> **ASSIGNED TASK**
Each record needs to be retyped exactly, though its pictures should not appear.

> **RECORDS PROVIDED**
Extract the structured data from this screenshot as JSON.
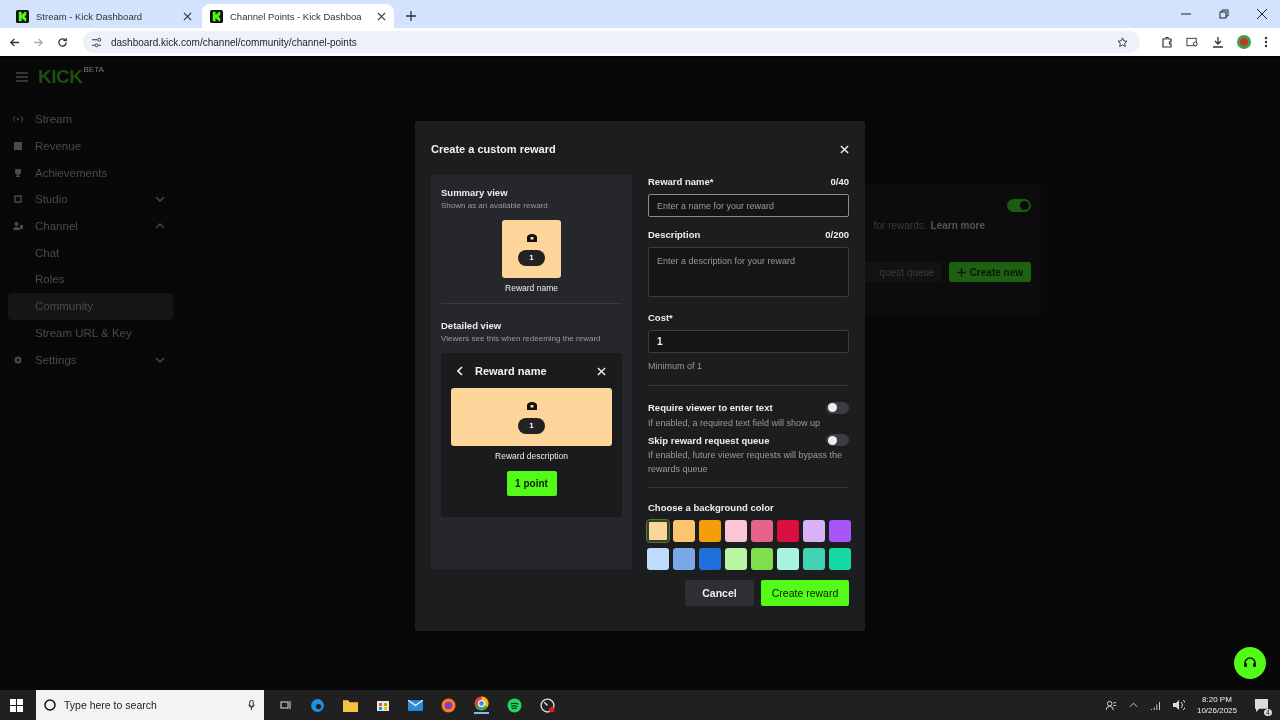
{
  "browser": {
    "tabs": [
      {
        "title": "Stream - Kick Dashboard",
        "selected": false
      },
      {
        "title": "Channel Points - Kick Dashboa",
        "selected": true
      }
    ],
    "url": "dashboard.kick.com/channel/community/channel-points"
  },
  "app": {
    "logo": "KICK",
    "logo_badge": "BETA",
    "sidebar": [
      {
        "kind": "item",
        "label": "Stream"
      },
      {
        "kind": "item",
        "label": "Revenue"
      },
      {
        "kind": "item",
        "label": "Achievements"
      },
      {
        "kind": "group",
        "label": "Studio",
        "expanded": false
      },
      {
        "kind": "group",
        "label": "Channel",
        "expanded": true,
        "children": [
          {
            "label": "Chat",
            "selected": false
          },
          {
            "label": "Roles",
            "selected": false
          },
          {
            "label": "Community",
            "selected": true
          },
          {
            "label": "Stream URL & Key",
            "selected": false
          }
        ]
      },
      {
        "kind": "group",
        "label": "Settings",
        "expanded": false
      }
    ],
    "background": {
      "enabled_toggle_on": true,
      "hint": "for rewards.",
      "link": "Learn more",
      "queue_button": "quest queue",
      "create_button": "Create new"
    }
  },
  "modal": {
    "title": "Create a custom reward",
    "summary": {
      "title": "Summary view",
      "subtitle": "Shown as an available reward",
      "cost": "1",
      "name": "Reward name"
    },
    "detailed": {
      "title": "Detailed view",
      "subtitle": "Viewers see this when redeeming the reward",
      "header": "Reward name",
      "cost": "1",
      "description": "Reward description",
      "button": "1 point"
    },
    "name_field": {
      "label": "Reward name*",
      "counter": "0/40",
      "placeholder": "Enter a name for your reward"
    },
    "description_field": {
      "label": "Description",
      "counter": "0/200",
      "placeholder": "Enter a description for your reward"
    },
    "cost_field": {
      "label": "Cost*",
      "value": "1",
      "hint": "Minimum of 1"
    },
    "toggles": [
      {
        "label": "Require viewer to enter text",
        "hint": "If enabled, a required text field will show up",
        "on": false
      },
      {
        "label": "Skip reward request queue",
        "hint": "If enabled, future viewer requests will bypass the rewards queue",
        "on": false
      }
    ],
    "color_title": "Choose a background color",
    "colors": [
      {
        "color": "#fdd59b",
        "selected": true
      },
      {
        "color": "#fbc46f",
        "selected": false
      },
      {
        "color": "#f59e0b",
        "selected": false
      },
      {
        "color": "#f9c6d6",
        "selected": false
      },
      {
        "color": "#e8638a",
        "selected": false
      },
      {
        "color": "#d90f3f",
        "selected": false
      },
      {
        "color": "#d9b1f7",
        "selected": false
      },
      {
        "color": "#a855f7",
        "selected": false
      },
      {
        "color": "#bfdbfe",
        "selected": false
      },
      {
        "color": "#7aa8e8",
        "selected": false
      },
      {
        "color": "#1e6fd9",
        "selected": false
      },
      {
        "color": "#b7f5a0",
        "selected": false
      },
      {
        "color": "#7ee04a",
        "selected": false
      },
      {
        "color": "#a7f3e0",
        "selected": false
      },
      {
        "color": "#3fd3b3",
        "selected": false
      },
      {
        "color": "#14d9a4",
        "selected": false
      }
    ],
    "cancel": "Cancel",
    "submit": "Create reward"
  },
  "taskbar": {
    "search_placeholder": "Type here to search",
    "time": "8:20 PM",
    "date": "10/26/2025",
    "notifications": "4"
  }
}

> **EXERCISE RESPONSE**
Extract the structured data from this screenshot as JSON.
{
  "browser": {
    "tabs": [
      {
        "title": "Stream - Kick Dashboard",
        "selected": false
      },
      {
        "title": "Channel Points - Kick Dashboa",
        "selected": true
      }
    ],
    "url": "dashboard.kick.com/channel/community/channel-points"
  },
  "app": {
    "logo": "KICK",
    "logo_badge": "BETA",
    "sidebar": [
      {
        "kind": "item",
        "label": "Stream"
      },
      {
        "kind": "item",
        "label": "Revenue"
      },
      {
        "kind": "item",
        "label": "Achievements"
      },
      {
        "kind": "group",
        "label": "Studio",
        "expanded": false
      },
      {
        "kind": "group",
        "label": "Channel",
        "expanded": true,
        "children": [
          {
            "label": "Chat",
            "selected": false
          },
          {
            "label": "Roles",
            "selected": false
          },
          {
            "label": "Community",
            "selected": true
          },
          {
            "label": "Stream URL & Key",
            "selected": false
          }
        ]
      },
      {
        "kind": "group",
        "label": "Settings",
        "expanded": false
      }
    ],
    "background": {
      "enabled_toggle_on": true,
      "hint": "for rewards.",
      "link": "Learn more",
      "queue_button": "quest queue",
      "create_button": "Create new"
    }
  },
  "modal": {
    "title": "Create a custom reward",
    "summary": {
      "title": "Summary view",
      "subtitle": "Shown as an available reward",
      "cost": "1",
      "name": "Reward name"
    },
    "detailed": {
      "title": "Detailed view",
      "subtitle": "Viewers see this when redeeming the reward",
      "header": "Reward name",
      "cost": "1",
      "description": "Reward description",
      "button": "1 point"
    },
    "name_field": {
      "label": "Reward name*",
      "counter": "0/40",
      "placeholder": "Enter a name for your reward"
    },
    "description_field": {
      "label": "Description",
      "counter": "0/200",
      "placeholder": "Enter a description for your reward"
    },
    "cost_field": {
      "label": "Cost*",
      "value": "1",
      "hint": "Minimum of 1"
    },
    "toggles": [
      {
        "label": "Require viewer to enter text",
        "hint": "If enabled, a required text field will show up",
        "on": false
      },
      {
        "label": "Skip reward request queue",
        "hint": "If enabled, future viewer requests will bypass the rewards queue",
        "on": false
      }
    ],
    "color_title": "Choose a background color",
    "colors": [
      {
        "color": "#fdd59b",
        "selected": true
      },
      {
        "color": "#fbc46f",
        "selected": false
      },
      {
        "color": "#f59e0b",
        "selected": false
      },
      {
        "color": "#f9c6d6",
        "selected": false
      },
      {
        "color": "#e8638a",
        "selected": false
      },
      {
        "color": "#d90f3f",
        "selected": false
      },
      {
        "color": "#d9b1f7",
        "selected": false
      },
      {
        "color": "#a855f7",
        "selected": false
      },
      {
        "color": "#bfdbfe",
        "selected": false
      },
      {
        "color": "#7aa8e8",
        "selected": false
      },
      {
        "color": "#1e6fd9",
        "selected": false
      },
      {
        "color": "#b7f5a0",
        "selected": false
      },
      {
        "color": "#7ee04a",
        "selected": false
      },
      {
        "color": "#a7f3e0",
        "selected": false
      },
      {
        "color": "#3fd3b3",
        "selected": false
      },
      {
        "color": "#14d9a4",
        "selected": false
      }
    ],
    "cancel": "Cancel",
    "submit": "Create reward"
  },
  "taskbar": {
    "search_placeholder": "Type here to search",
    "time": "8:20 PM",
    "date": "10/26/2025",
    "notifications": "4"
  }
}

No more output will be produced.